I am currently a lecturer in criminology at the University of Leicester. Previously i was a research associate with the University of Leicester working with a multi-disciplinary research team researching the definition, extent, experience and treatment of MNS disorders in Guyana’s jails: both among inmates and the people who work with them. See more info here.
I was a lecturer and researcher in Socio-Cultural Anthropology, Political Sociology, and Criminology at the University of the West Indies, St Augustine Campus from 2010 to 2019. I still collaborate, mentor and support students and colleagues at the UWI.
I got my PhD in Anthropology from American University in Washington DC in 2010. I was a magazine writer before that. I did a Masters in Anthropology and Cultural Process at Goldsmiths College, University of London in 1999-2000. I started out with a BA in Social Anthropology from the University of Sussex.
From a Caribbean, global South perspective I am most interested in how cultural and economic processes extend over long periods of time in the service of various systems of power.
My main theoretical focus is coloniality and the punishment of capital via the study of such areas such as: structural class analysis; class and culture; race, class, and colourism; inequality; social change and the state; spectacle, carnival, and sport; popular culture; social and economic justice; power, elites, and white-collar crime; culture and politics; criminal justice systems; and masculinities and violence.
Methodologically, I am primarily an ethnographer and social historian. I am also an expert in the following:
My ability to combine these methods – either as a team leader, as a team member or on my own – allow me to rapidly assess communities and institutions across a range of areas and to provide comprehensive bottom up insights and social and cultural context for Government Ministries, NGOs, Development Banks, Universities, Communities, and others in the implementation and development of social programs and social change.
My dissertation was a social history of race, class and culture in urban Trinidad with a specific focus on Woodbrook, Carnival, and Violence.

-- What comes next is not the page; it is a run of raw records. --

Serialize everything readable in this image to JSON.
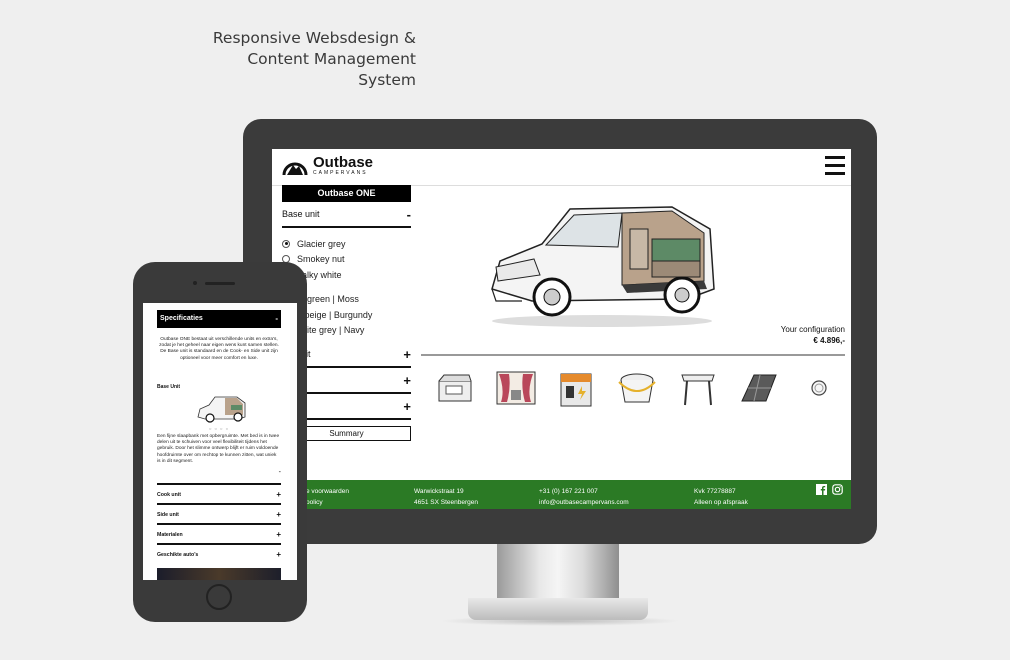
{
  "tagline": [
    "Responsive Websdesign &",
    "Content Management",
    "System"
  ],
  "colors": {
    "footer_green": "#2b7a25",
    "device_dark": "#3b3b3b",
    "background": "#efefef"
  },
  "desktop": {
    "logo": {
      "name": "Outbase",
      "sub": "CAMPERVANS",
      "mark": "mountain-logo-icon"
    },
    "menu_icon": "hamburger-icon",
    "config_title": "Outbase ONE",
    "base_unit": {
      "label": "Base unit",
      "toggle": "-"
    },
    "colors": [
      {
        "label": "Glacier grey",
        "selected": true
      },
      {
        "label": "Smokey nut",
        "selected": false
      },
      {
        "label": "halky white",
        "selected": false
      }
    ],
    "fabrics": [
      {
        "label": "af green | Moss"
      },
      {
        "label": "h beige | Burgundy"
      },
      {
        "label": "anite grey | Navy"
      }
    ],
    "sections": [
      {
        "label": "unit",
        "toggle": "+"
      },
      {
        "label": "nit",
        "toggle": "+"
      },
      {
        "label": "",
        "toggle": "+"
      }
    ],
    "summary_label": "Summary",
    "your_configuration": "Your configuration",
    "price": "€ 4.896,-",
    "thumbnails": [
      "cool-box-icon",
      "curtains-icon",
      "power-station-icon",
      "bucket-toilet-icon",
      "folding-table-icon",
      "solar-panel-icon",
      "light-icon"
    ],
    "footer": {
      "col1": [
        "e voorwaarden",
        "policy"
      ],
      "col2": [
        "Warwickstraat 19",
        "4651 SX Steenbergen"
      ],
      "col3": [
        "+31 (0) 167 221 007",
        "info@outbasecampervans.com"
      ],
      "col4": [
        "Kvk 77278887",
        "Alleen op afspraak"
      ],
      "social": [
        "facebook-icon",
        "instagram-icon"
      ]
    }
  },
  "mobile": {
    "title": "Specificaties",
    "title_toggle": "-",
    "intro": "Outbase ONE bestaat uit verschillende units en extra's, zodat je het geheel naar eigen wens kunt samen stellen. De Base unit is standaard en de Cook- en Side unit zijn optioneel voor meer comfort en luxe.",
    "base_label": "Base Unit",
    "description": "Een fijne slaapbank met opbergruimte. Met bed is in twee delen uit te schuiven voor veel flexibiliteit tijdens het gebruik. Door het slimme ontwerp blijft er ruim voldoende hoofdruimte over om rechtop te kunnen zitten, wat uniek is in dit segment.",
    "minus": "-",
    "sections": [
      {
        "label": "Cook unit",
        "toggle": "+"
      },
      {
        "label": "Side unit",
        "toggle": "+"
      },
      {
        "label": "Materialen",
        "toggle": "+"
      },
      {
        "label": "Geschikte auto's",
        "toggle": "+"
      }
    ]
  }
}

It provided examples of cultural connections between the different political and economic climates/structures/eras of Colonialism, Post Colonialism and Neo Colonialism in Trinidad.
Since then I've done research on:
I have also worked as a consultant for:
I was also a Commissioner on the Elections and Boundaries Commission of Trinidad and Tobago from 2016 to 2019
My teaching and research looks at the world from a Caribbean centre because the way power is structured in the modern world most people do not have a good grasp of the importance of the Caribbean, both in the history and future of the world. In this Caribbean sense my conceptual focus is often around coloniality and the punishment of Capital found on the ground in the Caribbean and Latin America. Specifically, how do social and cultural systems extend over long periods of time in the service and power of a particular economic model and system, variably referred to as "capitalism"?
Where i grew up:
Where i got my PhD:
Where i got my MA
Where i got my BA
Where i worked:
Where i work: